(Work order): In the records below, find the lines that include the string "screenshot" and report how many there are, nothing else.

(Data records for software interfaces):

# # # # # # #

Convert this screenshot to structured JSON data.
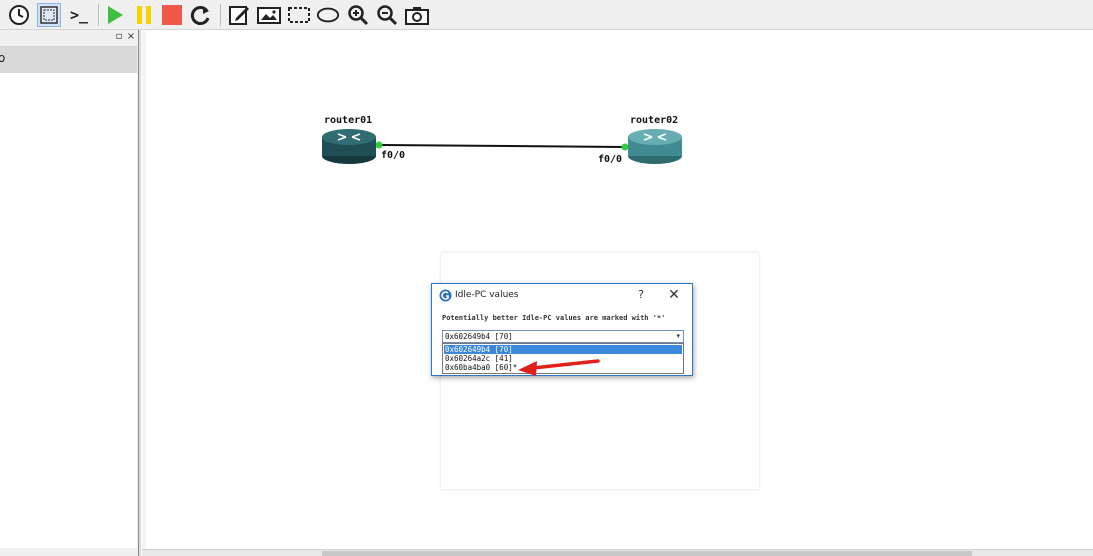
{
  "toolbar": {
    "buttons": [
      {
        "name": "snapshot-icon"
      },
      {
        "name": "show-interface-labels-icon"
      },
      {
        "name": "console-icon",
        "label": ">_"
      },
      {
        "name": "start-all-icon"
      },
      {
        "name": "suspend-all-icon"
      },
      {
        "name": "stop-all-icon"
      },
      {
        "name": "reload-all-icon"
      },
      {
        "name": "add-note-icon"
      },
      {
        "name": "insert-picture-icon"
      },
      {
        "name": "draw-rectangle-icon"
      },
      {
        "name": "draw-ellipse-icon"
      },
      {
        "name": "zoom-in-icon"
      },
      {
        "name": "zoom-out-icon"
      },
      {
        "name": "screenshot-icon"
      }
    ],
    "console_label": ">_"
  },
  "dock": {
    "float_glyph": "▫",
    "close_glyph": "×",
    "header_text": "o"
  },
  "topology": {
    "routers": [
      {
        "name": "router01",
        "interface": "f0/0"
      },
      {
        "name": "router02",
        "interface": "f0/0"
      }
    ]
  },
  "dialog": {
    "title": "Idle-PC values",
    "help": "?",
    "close": "✕",
    "message": "Potentially better Idle-PC values are marked with '*'",
    "selected": "0x602649b4 [70]",
    "arrow": "▾",
    "options": [
      "0x602649b4 [70]",
      "0x60264a2c [41]",
      "0x60ba4ba0 [60]*"
    ]
  },
  "colors": {
    "router01": "#1f4f55",
    "router02": "#3f8b91",
    "link": "#111111",
    "link_dot": "#2ecc40",
    "annotation_arrow": "#e0201b"
  }
}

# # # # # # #

(Response area): 2